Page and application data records
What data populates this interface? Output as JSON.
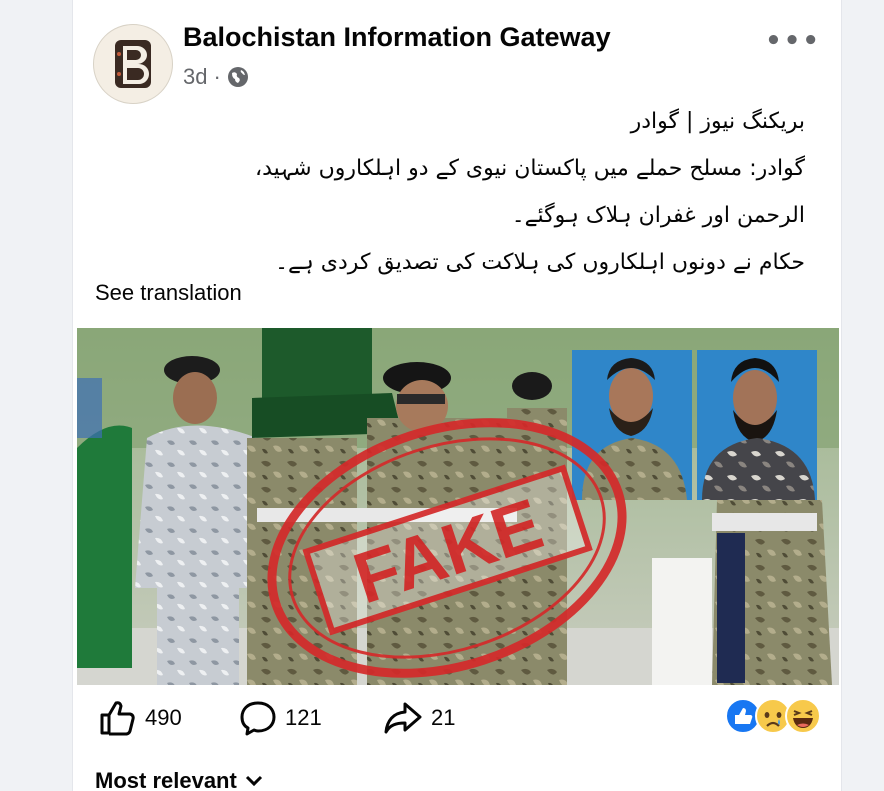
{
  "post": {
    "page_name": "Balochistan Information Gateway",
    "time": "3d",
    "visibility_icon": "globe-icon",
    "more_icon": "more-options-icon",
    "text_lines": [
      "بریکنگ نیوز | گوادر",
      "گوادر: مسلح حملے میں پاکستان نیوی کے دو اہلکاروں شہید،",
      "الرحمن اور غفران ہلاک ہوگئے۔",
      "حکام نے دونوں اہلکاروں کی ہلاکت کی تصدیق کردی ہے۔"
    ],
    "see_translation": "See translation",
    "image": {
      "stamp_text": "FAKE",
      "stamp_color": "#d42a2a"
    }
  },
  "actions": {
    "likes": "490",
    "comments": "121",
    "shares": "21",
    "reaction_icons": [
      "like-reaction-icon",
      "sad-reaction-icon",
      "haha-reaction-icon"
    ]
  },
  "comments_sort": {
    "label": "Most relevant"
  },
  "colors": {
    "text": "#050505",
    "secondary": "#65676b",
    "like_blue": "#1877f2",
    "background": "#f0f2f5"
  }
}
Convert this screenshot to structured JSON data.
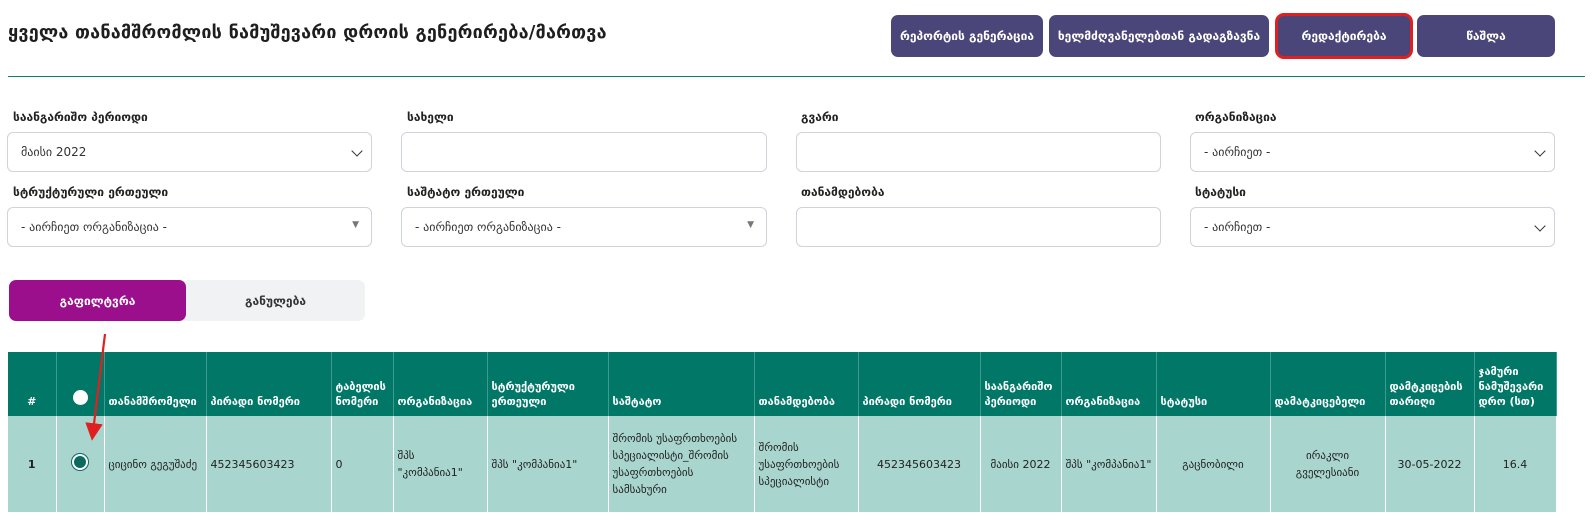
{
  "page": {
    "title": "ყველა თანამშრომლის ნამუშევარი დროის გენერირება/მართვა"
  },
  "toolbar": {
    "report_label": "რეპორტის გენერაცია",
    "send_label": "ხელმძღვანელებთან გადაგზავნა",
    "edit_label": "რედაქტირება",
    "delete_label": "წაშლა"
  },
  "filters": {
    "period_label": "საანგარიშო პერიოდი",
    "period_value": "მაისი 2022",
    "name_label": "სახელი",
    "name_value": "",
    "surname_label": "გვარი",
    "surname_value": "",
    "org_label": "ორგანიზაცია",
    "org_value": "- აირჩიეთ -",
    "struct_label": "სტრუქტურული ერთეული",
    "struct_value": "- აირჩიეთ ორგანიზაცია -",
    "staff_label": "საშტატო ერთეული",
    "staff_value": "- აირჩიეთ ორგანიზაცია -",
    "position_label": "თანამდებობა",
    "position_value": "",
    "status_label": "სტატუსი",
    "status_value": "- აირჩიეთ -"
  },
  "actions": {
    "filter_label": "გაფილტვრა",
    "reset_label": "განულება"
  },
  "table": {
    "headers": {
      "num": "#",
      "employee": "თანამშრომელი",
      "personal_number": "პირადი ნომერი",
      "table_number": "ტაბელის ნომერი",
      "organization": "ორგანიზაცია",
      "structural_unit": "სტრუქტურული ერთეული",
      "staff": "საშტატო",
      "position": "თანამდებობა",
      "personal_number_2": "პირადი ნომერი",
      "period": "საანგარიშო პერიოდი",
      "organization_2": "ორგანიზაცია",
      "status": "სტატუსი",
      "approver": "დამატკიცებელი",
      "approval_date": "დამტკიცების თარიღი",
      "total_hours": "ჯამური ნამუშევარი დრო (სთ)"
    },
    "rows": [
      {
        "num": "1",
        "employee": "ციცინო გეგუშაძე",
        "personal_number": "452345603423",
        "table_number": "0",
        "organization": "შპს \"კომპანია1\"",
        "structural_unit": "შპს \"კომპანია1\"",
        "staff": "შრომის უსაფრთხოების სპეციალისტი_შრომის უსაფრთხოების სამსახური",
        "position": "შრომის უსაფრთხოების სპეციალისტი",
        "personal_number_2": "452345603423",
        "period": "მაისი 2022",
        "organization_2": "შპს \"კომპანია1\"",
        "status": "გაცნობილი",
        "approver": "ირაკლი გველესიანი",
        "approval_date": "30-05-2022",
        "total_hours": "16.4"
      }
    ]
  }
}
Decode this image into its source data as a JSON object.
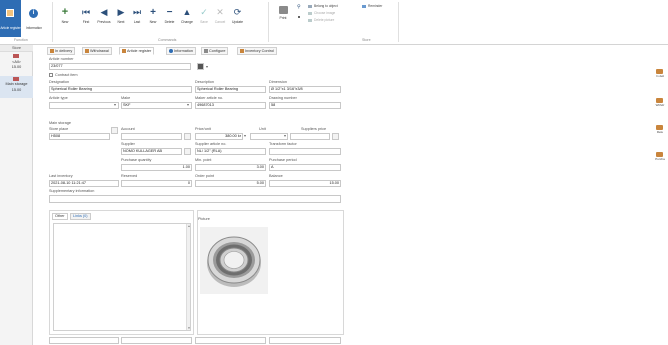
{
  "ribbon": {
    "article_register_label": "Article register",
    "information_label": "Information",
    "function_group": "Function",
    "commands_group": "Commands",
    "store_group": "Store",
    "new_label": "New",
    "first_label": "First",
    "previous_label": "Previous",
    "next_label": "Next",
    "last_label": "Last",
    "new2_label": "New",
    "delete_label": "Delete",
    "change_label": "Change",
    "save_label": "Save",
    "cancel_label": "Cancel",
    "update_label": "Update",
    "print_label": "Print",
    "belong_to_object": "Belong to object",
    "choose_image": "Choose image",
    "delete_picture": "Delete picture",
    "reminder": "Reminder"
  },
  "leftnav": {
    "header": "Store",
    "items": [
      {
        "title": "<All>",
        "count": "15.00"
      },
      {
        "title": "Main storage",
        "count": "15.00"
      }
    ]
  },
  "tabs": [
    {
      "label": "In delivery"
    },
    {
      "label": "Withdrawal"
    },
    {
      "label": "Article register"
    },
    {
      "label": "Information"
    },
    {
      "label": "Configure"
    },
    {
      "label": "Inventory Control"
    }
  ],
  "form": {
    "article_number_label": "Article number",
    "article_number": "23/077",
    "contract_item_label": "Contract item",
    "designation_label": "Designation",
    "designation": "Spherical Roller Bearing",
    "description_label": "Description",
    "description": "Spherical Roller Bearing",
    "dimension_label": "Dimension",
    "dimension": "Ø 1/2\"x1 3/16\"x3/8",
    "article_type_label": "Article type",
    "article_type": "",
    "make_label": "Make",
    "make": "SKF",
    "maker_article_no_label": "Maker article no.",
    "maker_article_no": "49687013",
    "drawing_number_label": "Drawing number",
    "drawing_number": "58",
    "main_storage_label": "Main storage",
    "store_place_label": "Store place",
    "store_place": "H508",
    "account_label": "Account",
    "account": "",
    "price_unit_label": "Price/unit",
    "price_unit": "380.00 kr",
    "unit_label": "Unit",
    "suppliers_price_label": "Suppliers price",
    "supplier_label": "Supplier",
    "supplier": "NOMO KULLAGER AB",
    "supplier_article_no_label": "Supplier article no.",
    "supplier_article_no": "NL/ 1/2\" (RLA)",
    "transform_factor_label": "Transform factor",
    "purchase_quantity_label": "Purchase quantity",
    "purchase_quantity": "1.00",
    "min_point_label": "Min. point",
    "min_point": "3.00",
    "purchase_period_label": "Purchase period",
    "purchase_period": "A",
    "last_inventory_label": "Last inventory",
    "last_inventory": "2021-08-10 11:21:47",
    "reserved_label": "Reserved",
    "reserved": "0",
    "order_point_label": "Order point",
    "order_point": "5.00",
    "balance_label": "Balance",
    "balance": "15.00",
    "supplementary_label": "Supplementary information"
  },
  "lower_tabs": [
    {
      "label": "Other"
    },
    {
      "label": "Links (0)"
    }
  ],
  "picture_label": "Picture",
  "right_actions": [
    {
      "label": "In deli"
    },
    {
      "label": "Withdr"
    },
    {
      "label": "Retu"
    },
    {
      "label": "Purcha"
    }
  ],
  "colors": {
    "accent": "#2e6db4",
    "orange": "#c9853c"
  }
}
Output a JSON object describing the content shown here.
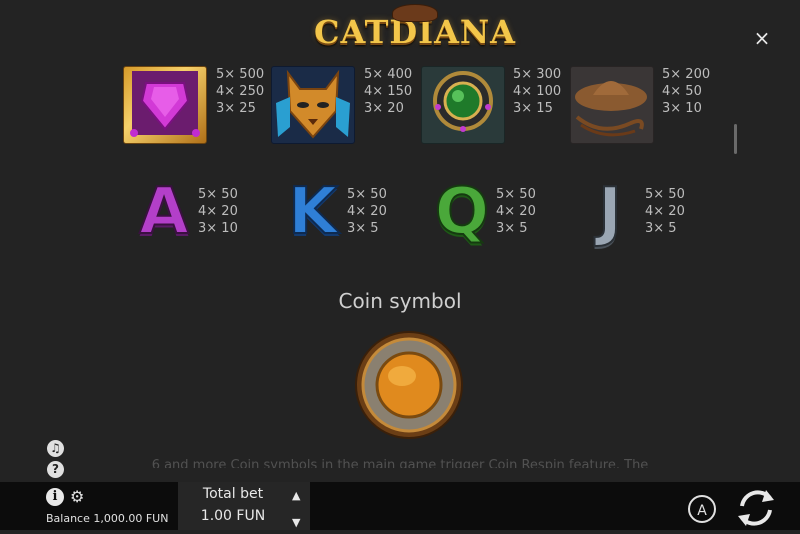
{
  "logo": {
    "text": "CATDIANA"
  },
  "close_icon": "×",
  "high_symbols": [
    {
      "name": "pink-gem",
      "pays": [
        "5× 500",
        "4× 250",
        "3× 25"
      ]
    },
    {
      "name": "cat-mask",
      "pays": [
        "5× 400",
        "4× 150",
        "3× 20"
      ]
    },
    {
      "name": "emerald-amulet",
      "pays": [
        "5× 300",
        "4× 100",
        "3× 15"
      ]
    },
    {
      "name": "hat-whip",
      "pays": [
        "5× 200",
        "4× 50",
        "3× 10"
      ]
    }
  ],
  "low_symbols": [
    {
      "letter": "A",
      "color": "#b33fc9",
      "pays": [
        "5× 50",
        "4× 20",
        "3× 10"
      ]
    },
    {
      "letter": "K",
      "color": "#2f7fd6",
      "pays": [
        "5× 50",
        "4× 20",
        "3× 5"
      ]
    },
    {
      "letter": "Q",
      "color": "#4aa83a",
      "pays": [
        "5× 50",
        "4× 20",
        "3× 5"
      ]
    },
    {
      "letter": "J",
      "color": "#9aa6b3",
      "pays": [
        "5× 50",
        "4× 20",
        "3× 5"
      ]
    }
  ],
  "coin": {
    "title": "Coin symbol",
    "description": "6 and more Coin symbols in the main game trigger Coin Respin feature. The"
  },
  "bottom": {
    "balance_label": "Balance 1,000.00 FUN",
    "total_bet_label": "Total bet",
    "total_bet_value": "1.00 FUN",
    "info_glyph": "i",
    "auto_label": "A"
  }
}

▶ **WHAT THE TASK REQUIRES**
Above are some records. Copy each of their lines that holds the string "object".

▶ **SOLVED EXERCISE**
Decode this image into its source data as a JSON object.
    "belong_to_object": "Belong to object",
Output a JSON object describing the content shown here.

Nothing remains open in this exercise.